Sega originates from the very depth of slavery chants. Of African roots, it originally expresses the pain of Africans who were uprooted from their native land and subjected to forced labour. At night, it brings solace. Sensual and voluptuous – these are the two main features tied today to this rhythmic chant – a chant that eventually led to a dance that mirrors a courtship ritual.

Triangle: A metal instrument in the form of a triangle. A piece of metal is used to produce the beat.

A cylindrical drum called ‘ravane’, the ‘maravane’, a flat sounding percussion instrument from the south of India, and a metal triangle, accompanies the sega. The drum, the rattlebox and the triangle give the beat and together give way to a rhythm commonly known as the ‘sega typique’. The ‘ravane’, the ‘maravane’ and the triangle set the pulse and dancers through rhythmic movements of the hips and the arms, spin around themselves and their partner of the opposite sex.


Intercultural bridge

Similar to the Creole language, that it democratises, the sega is a cultural link between the cultures from the different ethnic groups and backgrounds that make up the Mauritian fabric. It influences this patchwork of sounds and melodies and builds a bridge between Africa and Asia through a common denominator: percussion and rhythm.

Maravanne: A sounding board or an idiophone that produces sound when it is swung sideways.

If the sega is still deeply associated with descendants of slaves, it has transcended African frontiers. Mauritius is indeed home to the Indian experience of the sega – the Bhojpuri – a language from southern India that metamorphosed when it encountered the sega with its island vibes. Bhojpuri and Mauritian Creole are driven by the ternary rhythm and swayed by oriental melodies.

Ravane: A cylindrical drum covered with goat or ray fish skin. Prior to using it, the percussionist heats the skin to extend it and for a better sound.
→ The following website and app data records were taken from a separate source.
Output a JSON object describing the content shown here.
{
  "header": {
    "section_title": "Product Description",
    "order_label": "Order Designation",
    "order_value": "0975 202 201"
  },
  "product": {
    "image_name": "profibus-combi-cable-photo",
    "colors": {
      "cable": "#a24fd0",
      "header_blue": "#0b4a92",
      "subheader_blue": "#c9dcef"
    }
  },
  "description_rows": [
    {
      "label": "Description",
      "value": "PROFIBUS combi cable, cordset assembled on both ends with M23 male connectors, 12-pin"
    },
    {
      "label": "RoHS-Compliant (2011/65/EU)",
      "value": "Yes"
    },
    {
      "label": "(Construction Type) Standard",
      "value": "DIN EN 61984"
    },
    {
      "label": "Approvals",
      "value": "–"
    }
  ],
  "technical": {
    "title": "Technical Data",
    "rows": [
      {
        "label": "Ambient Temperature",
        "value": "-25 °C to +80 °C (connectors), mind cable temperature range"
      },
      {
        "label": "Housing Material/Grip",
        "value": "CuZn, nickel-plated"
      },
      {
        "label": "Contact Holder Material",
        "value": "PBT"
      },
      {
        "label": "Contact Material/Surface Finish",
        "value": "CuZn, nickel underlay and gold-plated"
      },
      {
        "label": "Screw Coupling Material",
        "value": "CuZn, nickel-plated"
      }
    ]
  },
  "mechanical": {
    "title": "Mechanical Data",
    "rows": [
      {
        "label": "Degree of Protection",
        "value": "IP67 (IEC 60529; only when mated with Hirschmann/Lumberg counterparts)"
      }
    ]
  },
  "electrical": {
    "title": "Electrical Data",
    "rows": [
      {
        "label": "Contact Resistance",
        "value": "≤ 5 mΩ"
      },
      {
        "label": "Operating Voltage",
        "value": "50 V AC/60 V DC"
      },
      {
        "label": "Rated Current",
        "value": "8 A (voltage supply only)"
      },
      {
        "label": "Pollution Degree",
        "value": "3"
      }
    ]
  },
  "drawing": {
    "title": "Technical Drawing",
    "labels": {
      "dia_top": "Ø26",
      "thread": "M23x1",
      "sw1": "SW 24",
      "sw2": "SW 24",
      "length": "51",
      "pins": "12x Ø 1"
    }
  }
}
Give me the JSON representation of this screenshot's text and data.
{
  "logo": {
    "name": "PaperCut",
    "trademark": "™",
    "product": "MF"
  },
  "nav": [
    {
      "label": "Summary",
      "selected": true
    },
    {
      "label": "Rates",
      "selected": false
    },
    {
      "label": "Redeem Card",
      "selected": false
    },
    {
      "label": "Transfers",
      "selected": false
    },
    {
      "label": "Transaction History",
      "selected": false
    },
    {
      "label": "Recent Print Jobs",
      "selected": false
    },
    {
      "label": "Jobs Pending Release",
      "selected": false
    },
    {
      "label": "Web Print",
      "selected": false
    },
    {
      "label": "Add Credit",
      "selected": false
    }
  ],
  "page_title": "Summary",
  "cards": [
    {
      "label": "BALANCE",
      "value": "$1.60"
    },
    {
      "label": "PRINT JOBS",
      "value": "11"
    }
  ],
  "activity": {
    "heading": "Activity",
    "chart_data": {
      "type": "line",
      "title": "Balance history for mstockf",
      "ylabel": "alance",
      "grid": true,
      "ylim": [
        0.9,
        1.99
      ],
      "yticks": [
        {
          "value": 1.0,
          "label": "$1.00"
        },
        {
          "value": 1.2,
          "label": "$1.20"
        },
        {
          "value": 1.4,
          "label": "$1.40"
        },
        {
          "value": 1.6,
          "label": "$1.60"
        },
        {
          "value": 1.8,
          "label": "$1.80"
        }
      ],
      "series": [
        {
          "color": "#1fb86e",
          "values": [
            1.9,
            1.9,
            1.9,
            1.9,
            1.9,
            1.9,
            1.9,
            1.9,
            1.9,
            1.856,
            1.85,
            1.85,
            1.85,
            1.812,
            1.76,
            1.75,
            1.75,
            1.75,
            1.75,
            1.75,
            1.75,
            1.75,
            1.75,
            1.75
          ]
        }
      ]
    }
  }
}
The sega, a major musical genre of the Mascarenes, modernised with occidental instruments – drums, guitar, and keyboard. This led to two new musical genres in Mauritius – the seggae coined by Joseph Réginald Topize or Kaya and the sagaï, which owes its existence to Stephano Honoré, known as Menwar – sagaï being an acoustic sega that blends traditional instruments with different musical genres like jazz, blues and reggae.